to craft dwellings from bamboo and wood that also maximize natural ventilation and cooling. And while the setup is designed to bring you close to the traditional farming community, you will not find it lacking in privacy or luxury either. Kingsized beds, open-air bathrooms, and your very own personalized butler service make this the last word in luxe living. Nature lovers won’t be able to get enough of the verdant views, topped off with chirping birds and dancing peacocks. Conversations with local farmers are thrown in for good measure. Moreover, the two bicycles in every dwelling encourage guests to experience the beauty of the region from close quarters. Those looking for some downtime ought to make a beeline for the therapeutic waters of the pool that has been inspired by the traditional bath made for queens. Grab a drink and watch the sun set from this serene setting. The Ayurveda Spa’s expansive menu of signature treatments using

traditional herbal oils and fresh local ingredients promises to heal, relax, detoxify, and rejuvenate your tired body and soul. Adventurous travellers will revel in excursions like hikes to historical sites and walks exploring Wellawaya’s rich religious and cultural landmarks. A hike to the upper part of Diyaluma Falls, the second tallest waterfall in the country, is a highly recommended experience as are visits to the ancient Buddhist temple of Buduruwagala and nature trails in the nearby national parks. The hotel’s accommodating staff, which is well versed with the local history, will readily make all the necessary arrangements for the activity of your choice. Once you have fed your appetite for adventure, turn the attention to your taste buds with the hotel’s varied dining options. The focus is on using fresh natural ingredients, be it for the traditional Sri Lankan rice and curries, the contemporary

Asian meals or the international preparations.
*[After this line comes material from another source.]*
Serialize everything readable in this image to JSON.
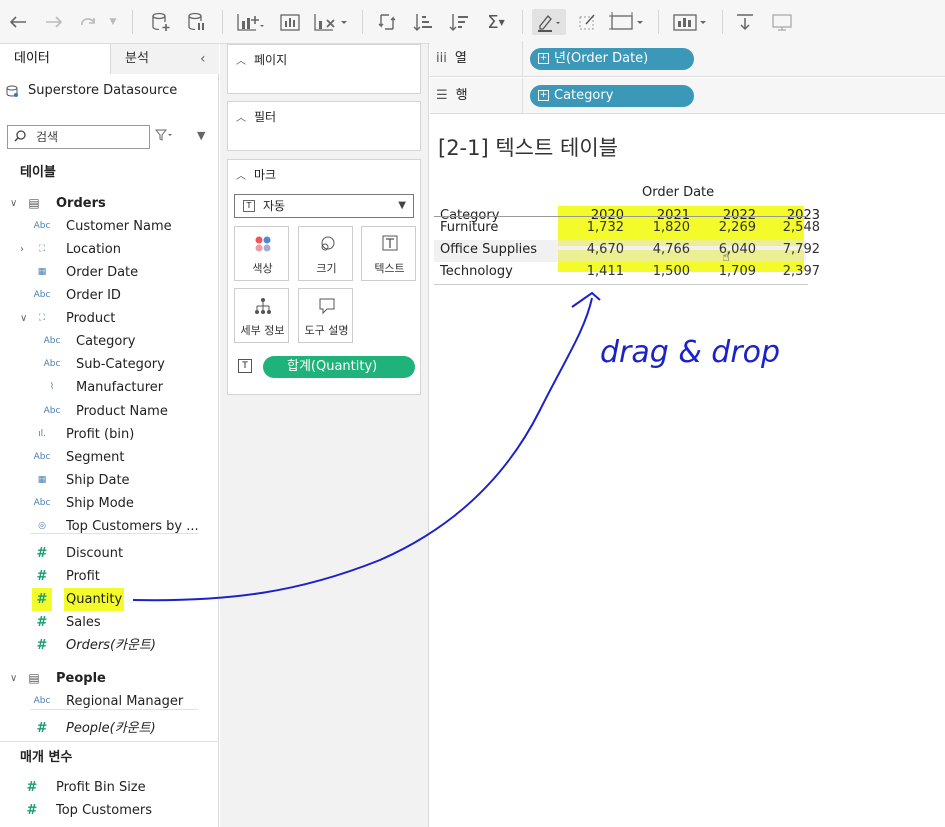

You can dig into an alfresco meal on the terrace, opt for an outdoor meal by the paddy fields or enjoy a romantic candlelit dinner in your chalet. A stay at Jetwing Kaduruketha is designed for travel connoisseurs looking to go off the beaten path. Surrender yourself to the power of nature, and let unmatched peace and tranquility take over. For more information, log on to, call +94 114 709400, or email


THE FORTRESS RESORT & SPA WHY US This charming boutique hotel on the southern shore of Sri Lanka will replenish your spirit and purify your soul. If a trip to Sri Lanka is on the itinerary this season, skip the usual suspects in favour of a stay at the serene sanctum that is The Fortress Resort & Spa. Located 13km from the historic city of Galle, and two km away from the Koggala airstrip, this boutique property is a modern-day haven. True to its name, it allows guests to escape the bustle of urban life, while still being engulfed in unsurpassed luxuries. The nation’s famed silky white beaches serve as the idyllic backdrop for the hotel that is inspired by Galle Fort, and blends Dutch, Portuguese and Sri Lankan influences with adept ease. The 53 plush rooms, which are designed in six distinct styles, offer modern residential-style decor married with indigenous furnishings and Old Ceylon references with the French windows affording tranquil views of the garden or ocean. The resort’s Ayurveda centre, Spa Naturel, offers an exhaustive range of Ayurveda treatments, classic spa rituals, beauty treatments, and body scrubs among other therapies. The focus is on Ayurvedic rituals with locally sourced natural ingredients. Emerging in a blissful state of inner peace is a given. The array of activities and dining options ensures that there will never be a dull moment

here. Witness a breathtaking sunset as you lounge in the infinity-edge pool, book an excursion to the nearby sights or indulge in whale watching, indoor games and water sports. Top off the day by digging into authentic Sri Lankan cuisine and wood-fired pizzas at Pepper & Heat or enjoy a fine dining experience at Duo (Surf & Turf). For more information, log on to, call +94 914 389400, or email